PROMPT:
Your task is to restate the listing word for word without the pictures.
****
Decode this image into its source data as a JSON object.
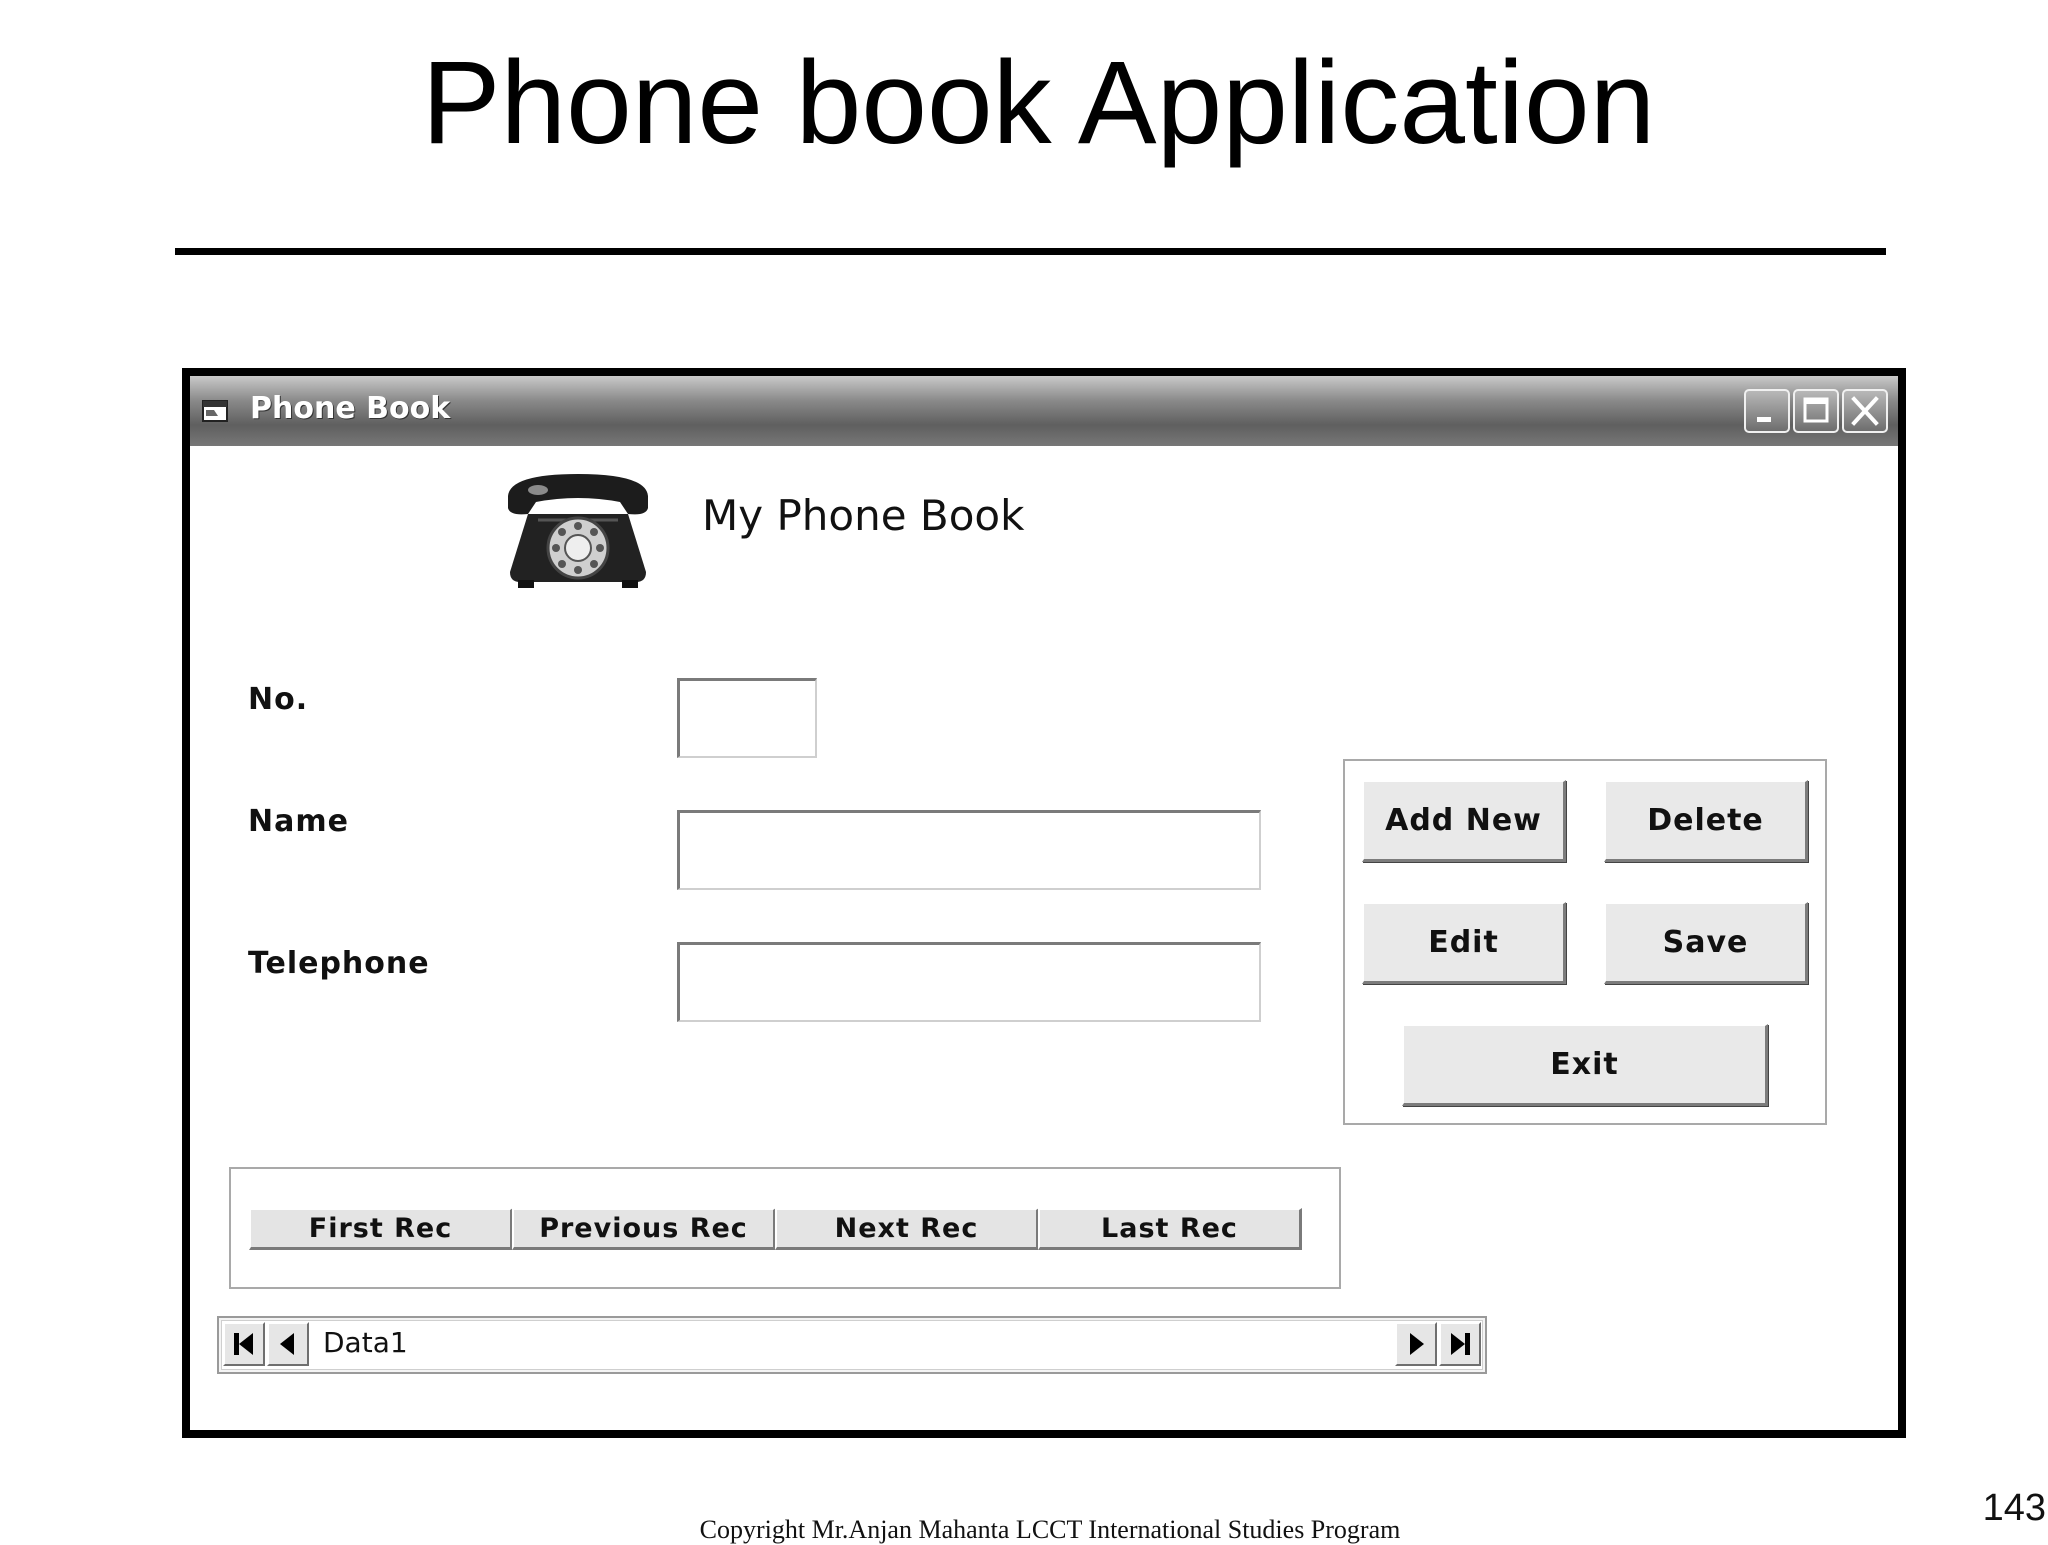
{
  "slide": {
    "title": "Phone book Application",
    "page_number": "143",
    "copyright": "Copyright Mr.Anjan Mahanta LCCT International Studies Program"
  },
  "window": {
    "title": "Phone Book",
    "controls": [
      "minimize-icon",
      "maximize-icon",
      "close-icon"
    ]
  },
  "header": {
    "heading": "My Phone Book",
    "icon": "telephone-icon"
  },
  "form": {
    "no_label": "No.",
    "no_value": "",
    "name_label": "Name",
    "name_value": "",
    "telephone_label": "Telephone",
    "telephone_value": ""
  },
  "actions": {
    "add_new": "Add New",
    "delete": "Delete",
    "edit": "Edit",
    "save": "Save",
    "exit": "Exit"
  },
  "navigation": {
    "first": "First Rec",
    "previous": "Previous Rec",
    "next": "Next Rec",
    "last": "Last Rec"
  },
  "data_control": {
    "caption": "Data1",
    "buttons": [
      "first-record-icon",
      "previous-record-icon",
      "next-record-icon",
      "last-record-icon"
    ]
  }
}
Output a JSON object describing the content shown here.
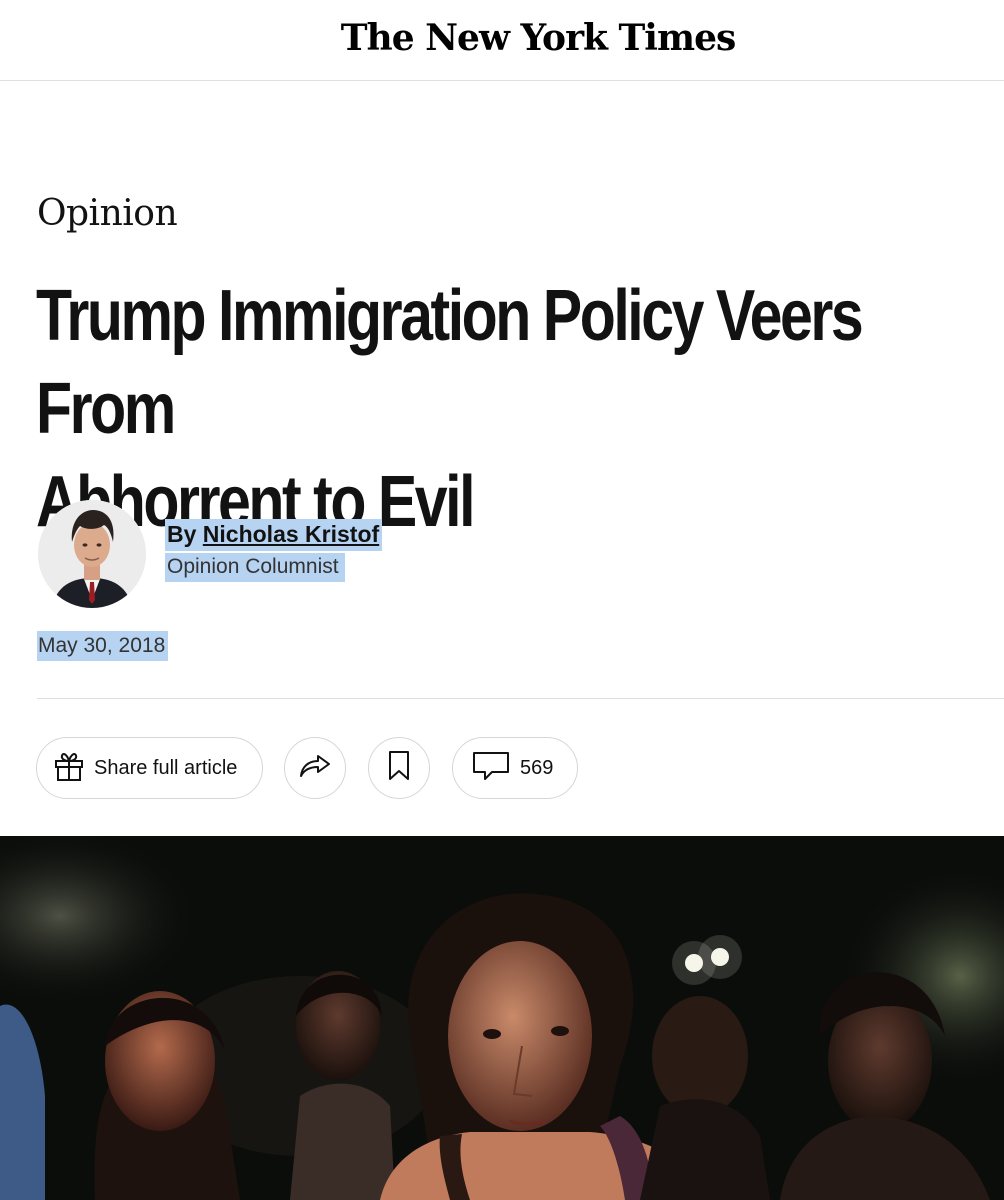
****
RESULT OF THE EXERCISE:
Decode this image into its source data as a JSON object.
{
  "slide": {
    "title": "Phone book Application",
    "page_number": "143",
    "copyright": "Copyright Mr.Anjan Mahanta LCCT International Studies Program"
  },
  "window": {
    "title": "Phone Book",
    "controls": [
      "minimize-icon",
      "maximize-icon",
      "close-icon"
    ]
  },
  "header": {
    "heading": "My Phone Book",
    "icon": "telephone-icon"
  },
  "form": {
    "no_label": "No.",
    "no_value": "",
    "name_label": "Name",
    "name_value": "",
    "telephone_label": "Telephone",
    "telephone_value": ""
  },
  "actions": {
    "add_new": "Add New",
    "delete": "Delete",
    "edit": "Edit",
    "save": "Save",
    "exit": "Exit"
  },
  "navigation": {
    "first": "First Rec",
    "previous": "Previous Rec",
    "next": "Next Rec",
    "last": "Last Rec"
  },
  "data_control": {
    "caption": "Data1",
    "buttons": [
      "first-record-icon",
      "previous-record-icon",
      "next-record-icon",
      "last-record-icon"
    ]
  }
}
Output a JSON object describing the content shown here.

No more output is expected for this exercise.